==== Exercise inputs ====

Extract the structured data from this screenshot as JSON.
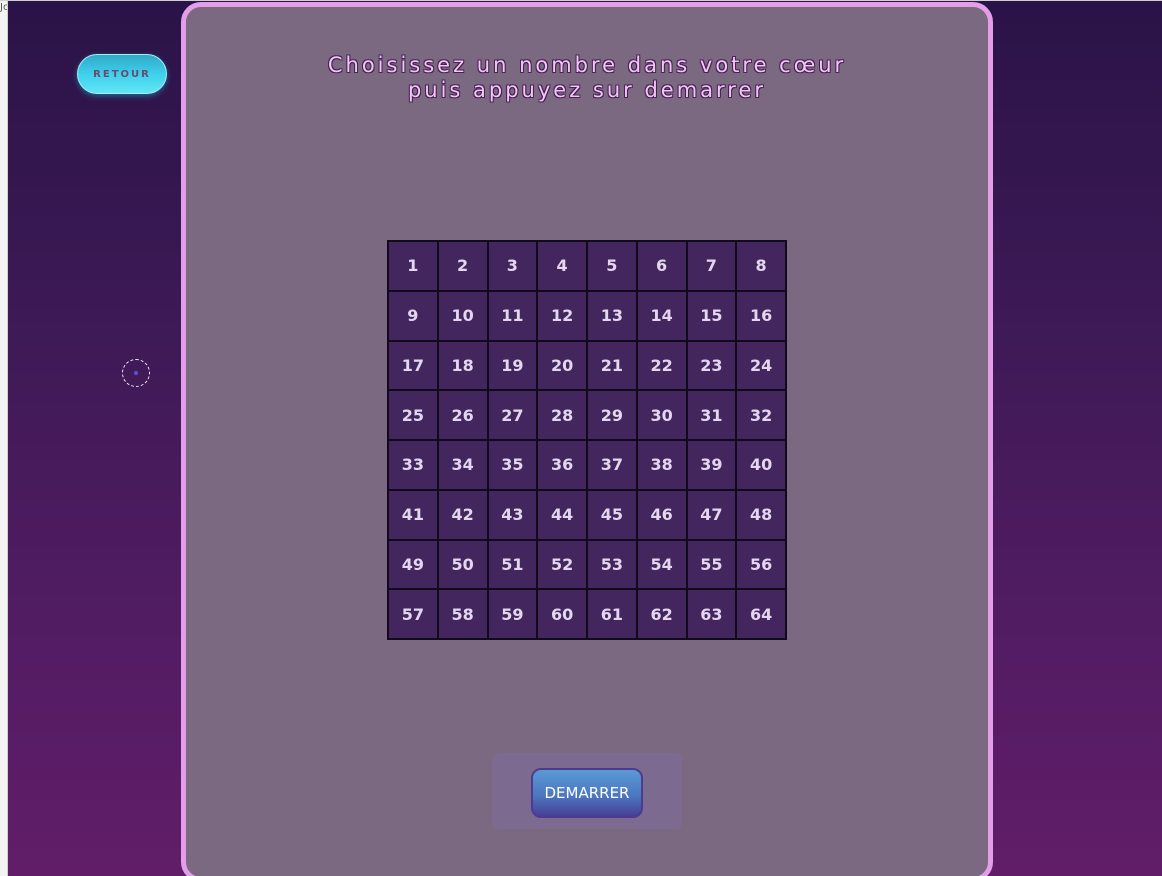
{
  "page": {
    "strip_text": "Jo"
  },
  "header": {
    "back_label": "RETOUR"
  },
  "game": {
    "instruction_line1": "Choisissez un nombre dans votre cœur",
    "instruction_line2": "puis appuyez sur demarrer",
    "grid_numbers": [
      1,
      2,
      3,
      4,
      5,
      6,
      7,
      8,
      9,
      10,
      11,
      12,
      13,
      14,
      15,
      16,
      17,
      18,
      19,
      20,
      21,
      22,
      23,
      24,
      25,
      26,
      27,
      28,
      29,
      30,
      31,
      32,
      33,
      34,
      35,
      36,
      37,
      38,
      39,
      40,
      41,
      42,
      43,
      44,
      45,
      46,
      47,
      48,
      49,
      50,
      51,
      52,
      53,
      54,
      55,
      56,
      57,
      58,
      59,
      60,
      61,
      62,
      63,
      64
    ],
    "start_label": "DEMARRER"
  },
  "colors": {
    "panel_border": "#e39de9",
    "panel_background": "#7b6981",
    "cell_background": "#43265d",
    "instruction_text": "#f2c6f6",
    "back_button": "#3fd0ec"
  }
}
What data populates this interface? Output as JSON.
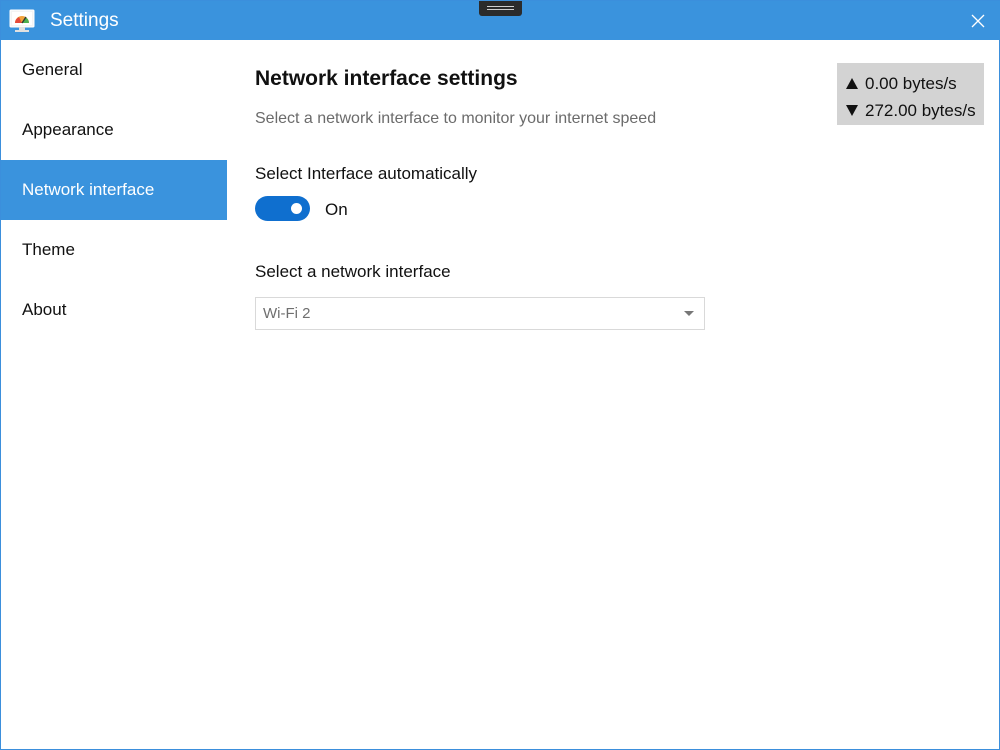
{
  "window": {
    "title": "Settings",
    "accent": "#3a93dd",
    "app_icon": "network-monitor-icon",
    "close_icon": "close-icon"
  },
  "sidebar": {
    "items": [
      {
        "label": "General",
        "active": false
      },
      {
        "label": "Appearance",
        "active": false
      },
      {
        "label": "Network interface",
        "active": true
      },
      {
        "label": "Theme",
        "active": false
      },
      {
        "label": "About",
        "active": false
      }
    ]
  },
  "main": {
    "title": "Network interface settings",
    "subtitle": "Select a network interface to monitor your internet speed",
    "auto_select": {
      "label": "Select Interface automatically",
      "state_label": "On",
      "enabled": true,
      "toggle_color": "#0f6fcf"
    },
    "interface_select": {
      "label": "Select a network interface",
      "value": "Wi-Fi 2"
    }
  },
  "speed": {
    "upload": "0.00 bytes/s",
    "download": "272.00 bytes/s",
    "upload_icon": "upload-arrow-icon",
    "download_icon": "download-arrow-icon"
  }
}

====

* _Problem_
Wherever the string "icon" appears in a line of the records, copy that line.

* _Exercise result_
    "app_icon": "network-monitor-icon",
    "close_icon": "close-icon"
    "upload_icon": "upload-arrow-icon",
    "download_icon": "download-arrow-icon"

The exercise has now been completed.